The problem? “They all want $2.5 million,” he said.
Here's hoping that the Wings go with the Callahans, Ferraros and even Glendenings instead.
Meanwhile, from the Boston Bruin-big-talkers of the Memorial Cup...
FTR: Don Cherry did show Mantha's QMJHL championship-winning goal at the 5:15 mark of last night's Coach's Corner:
Update: Sportsnet's Patrick King penned a Storm profile for the Memorial Cup's website:
Even though the Knights are hosting this year’s MasterCard Memorial Cup, the Storm recognized this was their time. The 2010 draft, headed up by Brooks, was a home run. The core 1994 birthdates drafted in 2010 featured the team’s captain in Finn (Toronto), a 49-goal scorer in Kosmachuk (Winnipeg), a speedy offensive playmaker in McGinn (Carolina), along with Zac Leslie (Los Angeles) and Justin Auger (Los Angeles).
All five were drafted by NHL teams.
“The story that’s unwritten — Jason Brooks should get a lot more credit,” Walker said. “Six of our top nine forwards and two of our top four defencemen are Jason Brooks’ draft picks. Five of the players drafted in 2010 were drafted to the National Hockey League.

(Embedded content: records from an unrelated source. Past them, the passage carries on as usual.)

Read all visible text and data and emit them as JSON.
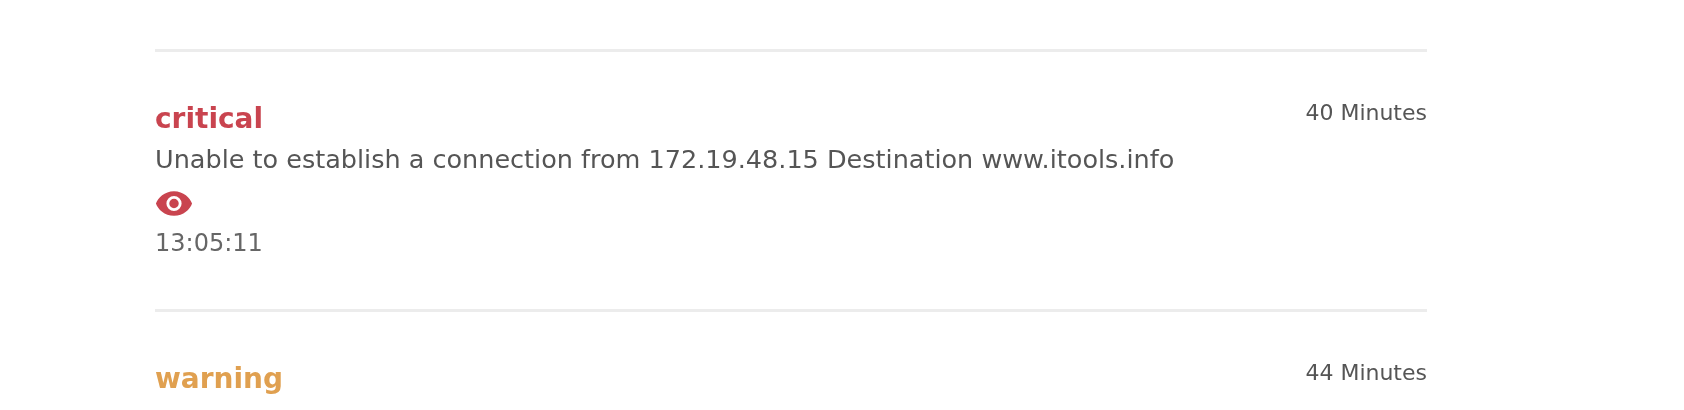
{
  "alerts": [
    {
      "severity": "critical",
      "age": "40 Minutes",
      "message": "Unable to establish a connection from 172.19.48.15 Destination www.itools.info",
      "time": "13:05:11"
    },
    {
      "severity": "warning",
      "age": "44 Minutes"
    }
  ]
}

That’s an unbelievable, unheard-of draft.”
“We were quick to identify that our ’94 birthdates were an above-average draft year,” Kelly said, “so it just made sense for us to try to add to that and try to peak with this year.”
The Storm landed Kerby Rychel and Nick Ebert in a mega transaction with Windsor in December. It was a sensitive trade in that Rychel’s rights were being negotiated by his father Warren, part owner and GM of the Spitfires.

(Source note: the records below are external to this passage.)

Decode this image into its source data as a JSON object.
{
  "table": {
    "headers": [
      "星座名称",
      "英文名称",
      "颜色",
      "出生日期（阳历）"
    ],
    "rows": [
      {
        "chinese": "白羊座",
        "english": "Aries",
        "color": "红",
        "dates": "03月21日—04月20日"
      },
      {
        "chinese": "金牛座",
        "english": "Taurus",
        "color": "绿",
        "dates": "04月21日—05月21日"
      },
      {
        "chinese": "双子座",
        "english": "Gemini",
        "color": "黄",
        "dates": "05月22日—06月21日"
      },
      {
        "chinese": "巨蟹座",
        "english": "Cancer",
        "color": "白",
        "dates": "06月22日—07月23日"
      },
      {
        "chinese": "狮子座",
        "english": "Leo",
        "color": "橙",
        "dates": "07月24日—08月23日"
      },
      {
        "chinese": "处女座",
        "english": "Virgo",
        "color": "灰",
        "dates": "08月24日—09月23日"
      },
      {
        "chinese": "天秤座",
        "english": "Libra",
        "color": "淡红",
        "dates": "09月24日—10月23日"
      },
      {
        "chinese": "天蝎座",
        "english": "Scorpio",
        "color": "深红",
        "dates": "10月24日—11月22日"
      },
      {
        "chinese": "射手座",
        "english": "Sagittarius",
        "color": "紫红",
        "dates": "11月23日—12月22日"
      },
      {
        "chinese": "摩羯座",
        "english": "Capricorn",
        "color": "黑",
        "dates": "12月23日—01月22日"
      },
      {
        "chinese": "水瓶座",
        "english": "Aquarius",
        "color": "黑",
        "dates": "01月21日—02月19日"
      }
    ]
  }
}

“Being my last year in junior, I knew it was a chance I’d get traded,” Rychel said. “It was a little bit different, obviously, being traded by my dad. We kind of had a relationship where at the rink it was GM and hockey player and away from the rink it was dad and son.”
Rychel added a physical dimension alongside his offensive attributes. His penchant for playing with grit and establishing a net presence are two reasons the Storm knew he would make an impact.
“He’s a little crazy around the net sometimes,” Finn said. “He’s one of those guys you don’t like playing against, [but] you like having him on your team.”
Add a Comment
Please limit embedded image or media size to 575 pixels wide.
Most Recent Blog Posts
About The Malik Report
The Malik Report is a destination for all things Red Wings-related. I offer biased, perhaps unprofessional-at-times and verbose coverage of my favorite team, their prospects and developmental affiliates. I've joined the Kukla's Korner family with five years of blogging under my belt, and I hope you'll find almost everything you need to follow your Red Wings at a place where all opinions are created equal and we're all friends, talking about hockey and the team we love to follow.